Unfortunately, while the instructional articles in golfing magazines are accurate they are very difficult to understand and implement.
With coaching, you can turn lead into gold. And as the saying goes, the sooner the better. Take some lessons now, before the seasons gets into full swing. The extra time will be helpful to ingrain any new swing or train your muscles to move in a different direction.
And don’t forget about the rules and etiquette of the game! Most golfers don’t have this alchemist’s secret to enhance the value of your game. Knowing the rules and etiquette can turn you into a golden and desired playing partner or guest. If you don’t want to spend a week at USGA rules’ school, and don’t want to pick up the little white book and read the legalese, try my humorous yet education book series, The Golf Rules.
I knew a guy that would put lip balm on his golf ball when he had a downhill putt in order to slow the roll of his ball and help him not to overshoot the hole. News flash, that’s against the rules. USGA#4-2a says “During a stipulated round, the playing characteristics of a club must not be purposely changed by adjustment or by any other means”, and 4-2b states “foreign material must not be applied to the club face for the purpose of influencing the movement of the ball.”
Earlier this year Jordan Spieth commented he likes to spit on the bottom of his putter to add some friction when he’s practicing and the grass is dry. When he then asked a rules official if this action would be allowed during competition he was told ‘we aren’t sure.’
The ‘sticky’ part of this situation is that ‘water’ is considered an integral part of golfing and the course, although there is definitely intent to artificially change the behavior of golf equipment in this example.
Here’s where it gets really complicated. If Jordan were to use a wet towel to rub the bottom of his putter in order to wet it then there’s no issue nor rule infraction. If the towel were dry, and he purposefully wet it so as to soak his putter when applied then we have a breach of the rules. It all goes back to a person’s intent and/or the actions they take to better their swing, stance, or equipment.
The rules of golf have been crafted over hundreds of years as to cover every situation that could come up in order for the world to play in harmony. Because of this, rules explanations can be confusing. I know golfers that have been playing for decades and still get many rules wrong. That’s why I wrote The Golf Rules series. See these humorous books for additional help in tackling the rules and etiquette of golf at TheGolfRules.com.

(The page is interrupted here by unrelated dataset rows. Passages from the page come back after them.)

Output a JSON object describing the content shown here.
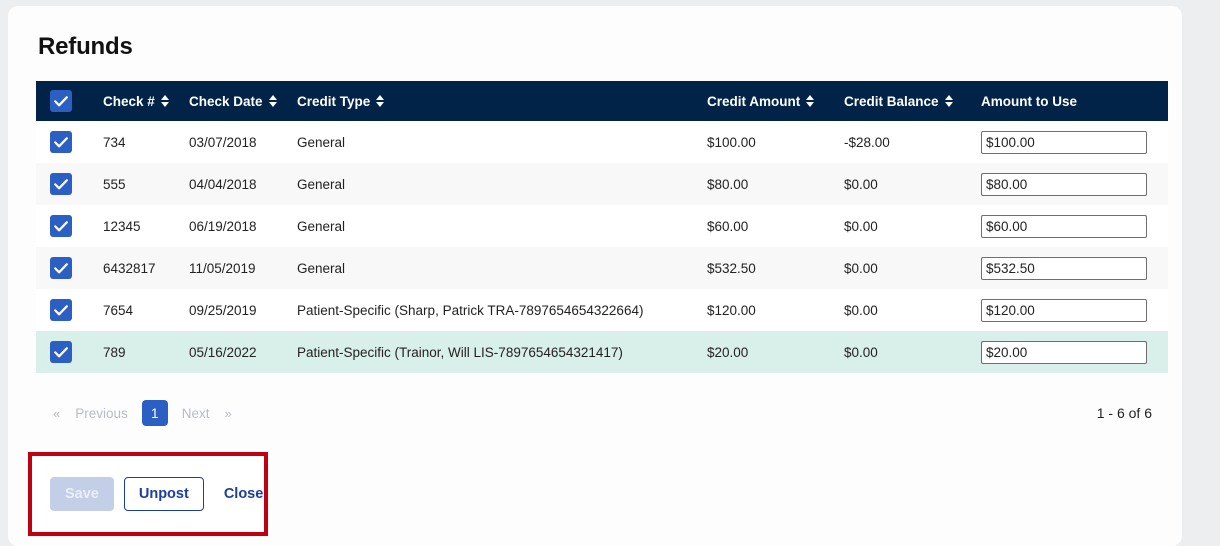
{
  "page": {
    "title": "Refunds"
  },
  "table": {
    "select_all_checked": true,
    "columns": [
      {
        "key": "select",
        "label": "",
        "sortable": false
      },
      {
        "key": "check",
        "label": "Check #",
        "sortable": true
      },
      {
        "key": "date",
        "label": "Check Date",
        "sortable": true
      },
      {
        "key": "type",
        "label": "Credit Type",
        "sortable": true
      },
      {
        "key": "amount",
        "label": "Credit Amount",
        "sortable": true
      },
      {
        "key": "balance",
        "label": "Credit Balance",
        "sortable": true
      },
      {
        "key": "use",
        "label": "Amount to Use",
        "sortable": false
      }
    ],
    "rows": [
      {
        "checked": true,
        "check": "734",
        "date": "03/07/2018",
        "type": "General",
        "amount": "$100.00",
        "balance": "-$28.00",
        "amount_to_use": "$100.00",
        "selected": false
      },
      {
        "checked": true,
        "check": "555",
        "date": "04/04/2018",
        "type": "General",
        "amount": "$80.00",
        "balance": "$0.00",
        "amount_to_use": "$80.00",
        "selected": false
      },
      {
        "checked": true,
        "check": "12345",
        "date": "06/19/2018",
        "type": "General",
        "amount": "$60.00",
        "balance": "$0.00",
        "amount_to_use": "$60.00",
        "selected": false
      },
      {
        "checked": true,
        "check": "6432817",
        "date": "11/05/2019",
        "type": "General",
        "amount": "$532.50",
        "balance": "$0.00",
        "amount_to_use": "$532.50",
        "selected": false
      },
      {
        "checked": true,
        "check": "7654",
        "date": "09/25/2019",
        "type": "Patient-Specific (Sharp, Patrick TRA-7897654654322664)",
        "amount": "$120.00",
        "balance": "$0.00",
        "amount_to_use": "$120.00",
        "selected": false
      },
      {
        "checked": true,
        "check": "789",
        "date": "05/16/2022",
        "type": "Patient-Specific (Trainor, Will LIS-7897654654321417)",
        "amount": "$20.00",
        "balance": "$0.00",
        "amount_to_use": "$20.00",
        "selected": true
      }
    ]
  },
  "pagination": {
    "first_chevron": "«",
    "previous_label": "Previous",
    "current_page": "1",
    "next_label": "Next",
    "last_chevron": "»",
    "record_range": "1 - 6 of 6"
  },
  "actions": {
    "save_label": "Save",
    "save_disabled": true,
    "unpost_label": "Unpost",
    "close_label": "Close",
    "highlight_color": "#c00011"
  },
  "colors": {
    "header_bg": "#012347",
    "accent_blue": "#2b5fc4",
    "link_blue": "#1b3fa0",
    "selected_row": "#d9f0ea",
    "stripe_row": "#f8f8f8",
    "page_bg": "#eceef0"
  }
}
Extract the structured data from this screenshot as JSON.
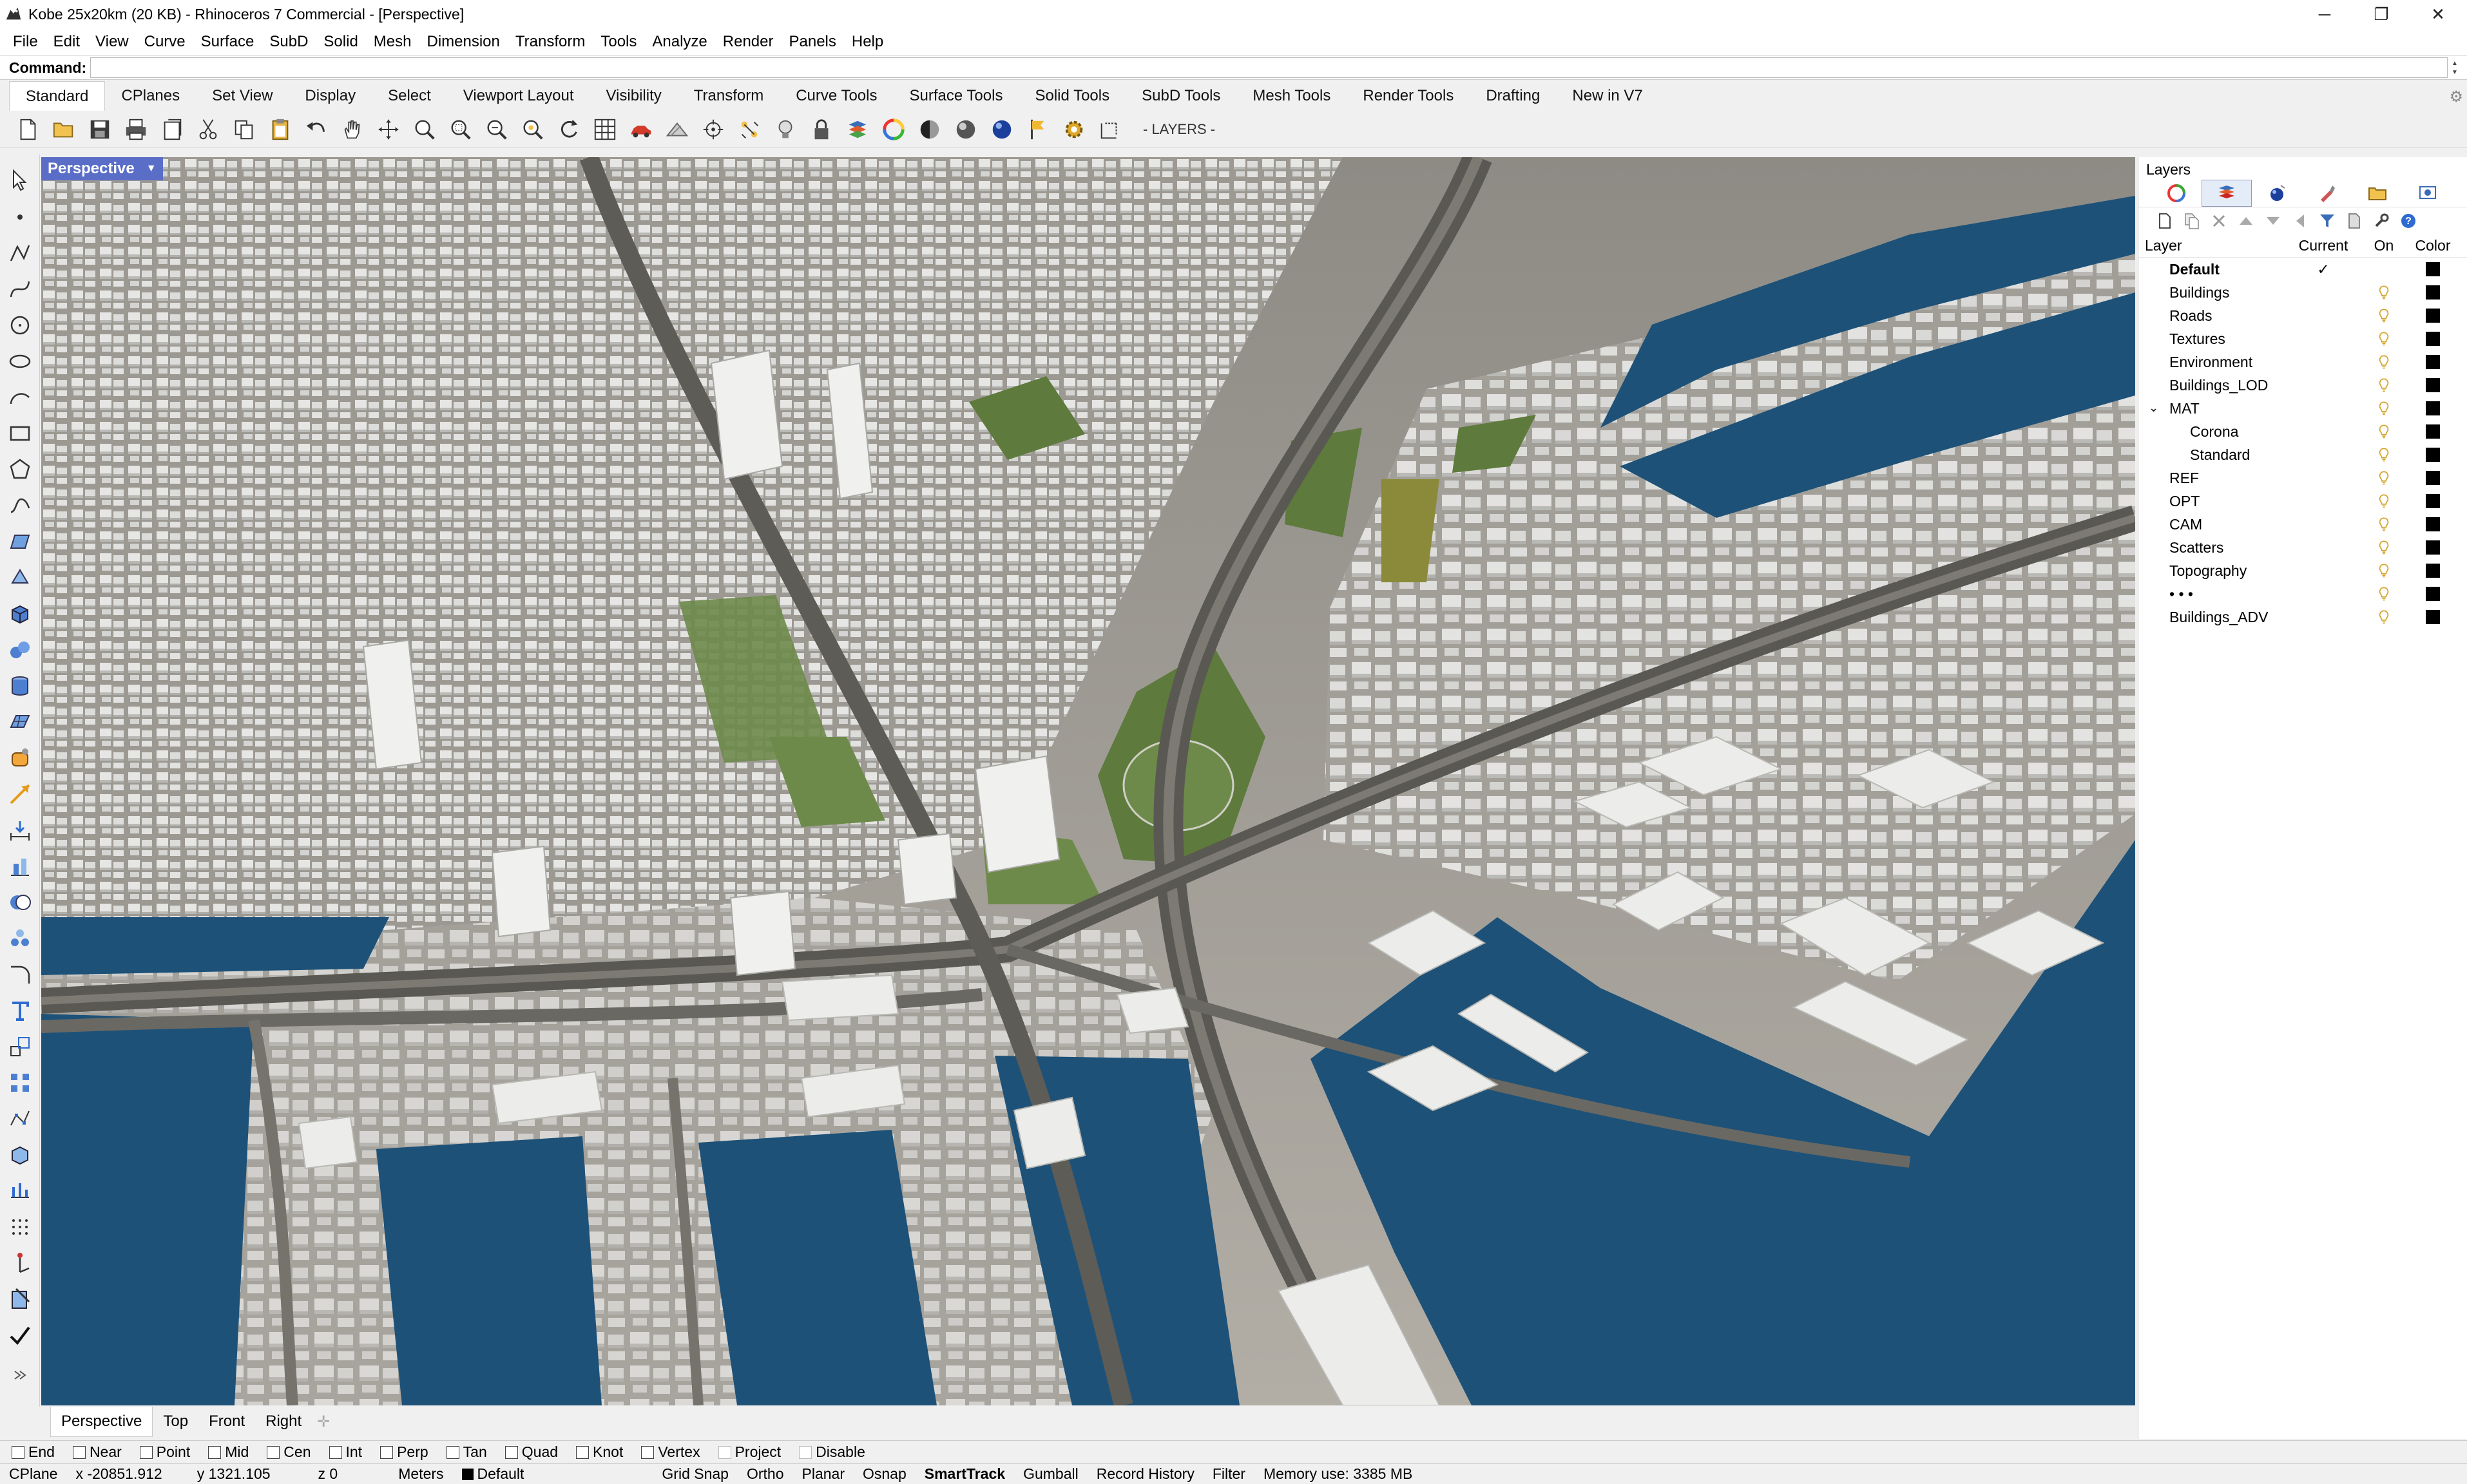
{
  "window": {
    "title": "Kobe 25x20km (20 KB) - Rhinoceros 7 Commercial - [Perspective]",
    "controls": [
      "─",
      "❐",
      "✕"
    ]
  },
  "menu": [
    "File",
    "Edit",
    "View",
    "Curve",
    "Surface",
    "SubD",
    "Solid",
    "Mesh",
    "Dimension",
    "Transform",
    "Tools",
    "Analyze",
    "Render",
    "Panels",
    "Help"
  ],
  "command": {
    "label": "Command:",
    "value": ""
  },
  "toolbar_tabs": [
    "Standard",
    "CPlanes",
    "Set View",
    "Display",
    "Select",
    "Viewport Layout",
    "Visibility",
    "Transform",
    "Curve Tools",
    "Surface Tools",
    "Solid Tools",
    "SubD Tools",
    "Mesh Tools",
    "Render Tools",
    "Drafting",
    "New in V7"
  ],
  "toolbar": {
    "icons": [
      "new-file-icon",
      "open-file-icon",
      "save-icon",
      "print-icon",
      "page-icon",
      "cut-icon",
      "copy-icon",
      "paste-icon",
      "undo-icon",
      "pan-hand-icon",
      "move-icon",
      "zoom-icon",
      "zoom-window-icon",
      "zoom-extents-icon",
      "zoom-selected-icon",
      "rotate-view-icon",
      "grid-icon",
      "car-icon",
      "shade-icon",
      "point-icon",
      "snap-icon",
      "light-icon",
      "lock-icon",
      "layer-icon",
      "color-wheel-icon",
      "sphere-grey-icon",
      "sphere-dark-icon",
      "sphere-blue-icon",
      "flag-icon",
      "settings-gear-icon",
      "dims-icon"
    ],
    "layers_label": "- LAYERS -"
  },
  "viewport": {
    "title": "Perspective"
  },
  "view_tabs": [
    "Perspective",
    "Top",
    "Front",
    "Right"
  ],
  "osnaps": [
    {
      "label": "End",
      "checked": false
    },
    {
      "label": "Near",
      "checked": false
    },
    {
      "label": "Point",
      "checked": false
    },
    {
      "label": "Mid",
      "checked": false
    },
    {
      "label": "Cen",
      "checked": false
    },
    {
      "label": "Int",
      "checked": false
    },
    {
      "label": "Perp",
      "checked": false
    },
    {
      "label": "Tan",
      "checked": false
    },
    {
      "label": "Quad",
      "checked": false
    },
    {
      "label": "Knot",
      "checked": false
    },
    {
      "label": "Vertex",
      "checked": false
    },
    {
      "label": "Project",
      "checked": false
    },
    {
      "label": "Disable",
      "checked": false
    }
  ],
  "status": {
    "cplane": "CPlane",
    "x": "x -20851.912",
    "y": "y 1321.105",
    "z": "z 0",
    "units": "Meters",
    "layer": "Default",
    "toggles": [
      {
        "label": "Grid Snap",
        "active": false
      },
      {
        "label": "Ortho",
        "active": false
      },
      {
        "label": "Planar",
        "active": false
      },
      {
        "label": "Osnap",
        "active": false
      },
      {
        "label": "SmartTrack",
        "active": true
      },
      {
        "label": "Gumball",
        "active": false
      },
      {
        "label": "Record History",
        "active": false
      },
      {
        "label": "Filter",
        "active": false
      }
    ],
    "memory": "Memory use: 3385 MB"
  },
  "layers_panel": {
    "title": "Layers",
    "columns": {
      "layer": "Layer",
      "current": "Current",
      "on": "On",
      "color": "Color"
    },
    "rows": [
      {
        "name": "Default",
        "current": "✓",
        "bulb": false,
        "color": "#000000",
        "indent": 0,
        "bold": true
      },
      {
        "name": "Buildings",
        "current": "",
        "bulb": true,
        "color": "#000000",
        "indent": 0
      },
      {
        "name": "Roads",
        "current": "",
        "bulb": true,
        "color": "#000000",
        "indent": 0
      },
      {
        "name": "Textures",
        "current": "",
        "bulb": true,
        "color": "#000000",
        "indent": 0
      },
      {
        "name": "Environment",
        "current": "",
        "bulb": true,
        "color": "#000000",
        "indent": 0
      },
      {
        "name": "Buildings_LOD",
        "current": "",
        "bulb": true,
        "color": "#000000",
        "indent": 0
      },
      {
        "name": "MAT",
        "current": "",
        "bulb": true,
        "color": "#000000",
        "indent": 0,
        "expanded": true
      },
      {
        "name": "Corona",
        "current": "",
        "bulb": true,
        "color": "#000000",
        "indent": 1
      },
      {
        "name": "Standard",
        "current": "",
        "bulb": true,
        "color": "#000000",
        "indent": 1
      },
      {
        "name": "REF",
        "current": "",
        "bulb": true,
        "color": "#000000",
        "indent": 0
      },
      {
        "name": "OPT",
        "current": "",
        "bulb": true,
        "color": "#000000",
        "indent": 0
      },
      {
        "name": "CAM",
        "current": "",
        "bulb": true,
        "color": "#000000",
        "indent": 0
      },
      {
        "name": "Scatters",
        "current": "",
        "bulb": true,
        "color": "#000000",
        "indent": 0
      },
      {
        "name": "Topography",
        "current": "",
        "bulb": true,
        "color": "#000000",
        "indent": 0
      },
      {
        "name": "• • •",
        "current": "",
        "bulb": true,
        "color": "#000000",
        "indent": 0
      },
      {
        "name": "Buildings_ADV",
        "current": "",
        "bulb": true,
        "color": "#000000",
        "indent": 0
      }
    ]
  },
  "colors": {
    "viewport_title_bg": "#5a6ec8",
    "water": "#1d5178",
    "land": "#a9a69f",
    "park": "#5e7a3c",
    "building": "#e4e4e2",
    "bulb": "#d4a52a"
  }
}
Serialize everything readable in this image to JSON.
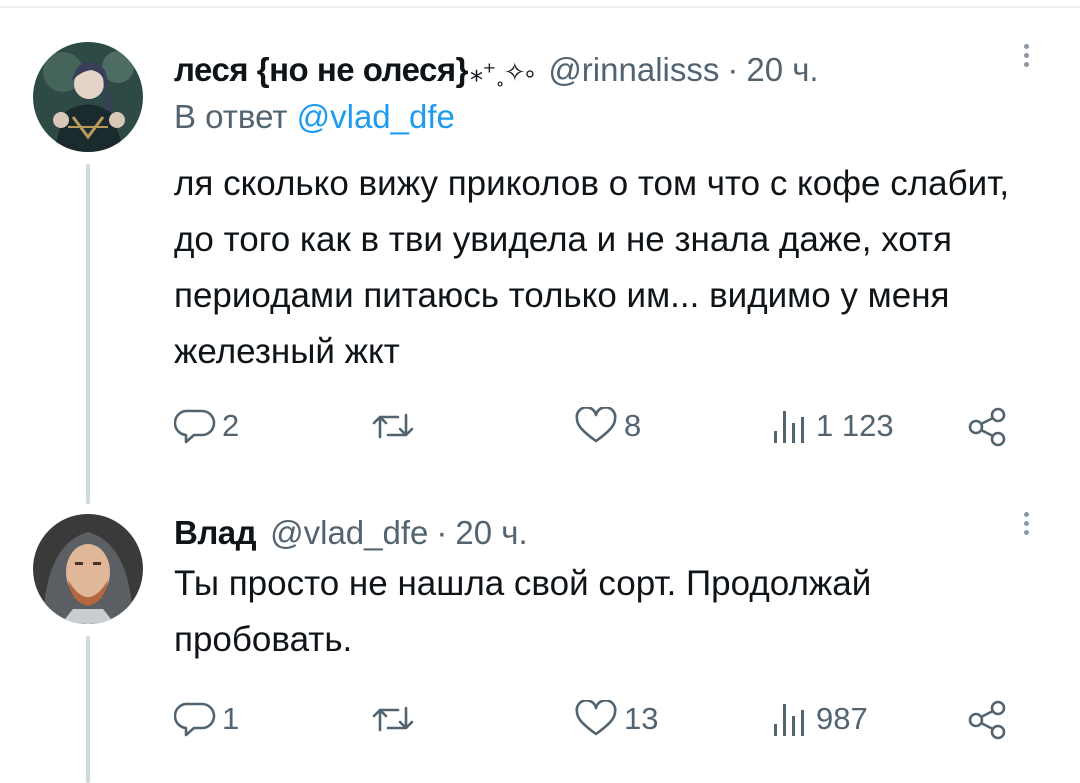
{
  "tweets": [
    {
      "display_name": "леся {но не олеся}",
      "emoji_suffix": "⁎⁺˳✧༚",
      "handle": "@rinnalisss",
      "separator": "·",
      "time": "20 ч.",
      "reply_prefix": "В ответ ",
      "reply_mention": "@vlad_dfe",
      "text": "ля сколько вижу приколов о том что с кофе слабит, до того как в тви увидела и не знала даже, хотя периодами питаюсь только им... видимо у меня железный жкт",
      "actions": {
        "replies": "2",
        "retweets": "",
        "likes": "8",
        "views": "1 123"
      }
    },
    {
      "display_name": "Влад",
      "handle": "@vlad_dfe",
      "separator": "·",
      "time": "20 ч.",
      "text": "Ты просто не нашла свой сорт. Продолжай пробовать.",
      "actions": {
        "replies": "1",
        "retweets": "",
        "likes": "13",
        "views": "987"
      }
    }
  ],
  "icons": {
    "reply": "speech-bubble-icon",
    "retweet": "retweet-icon",
    "like": "heart-icon",
    "views": "bar-chart-icon",
    "share": "share-icon",
    "more": "vertical-dots-icon"
  },
  "colors": {
    "text": "#0f1419",
    "muted": "#536471",
    "link": "#1d9bf0",
    "thread_line": "#cfd9de"
  }
}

So, the next time you’re playing and are considering applying sunscreen, hand lotion, or saliva to any club or ball just say no.
The Golf Rules
A series of entertaining and educational books on
stroke play, match play, and golf etiquette,
along with a collection of short stories about everything golf.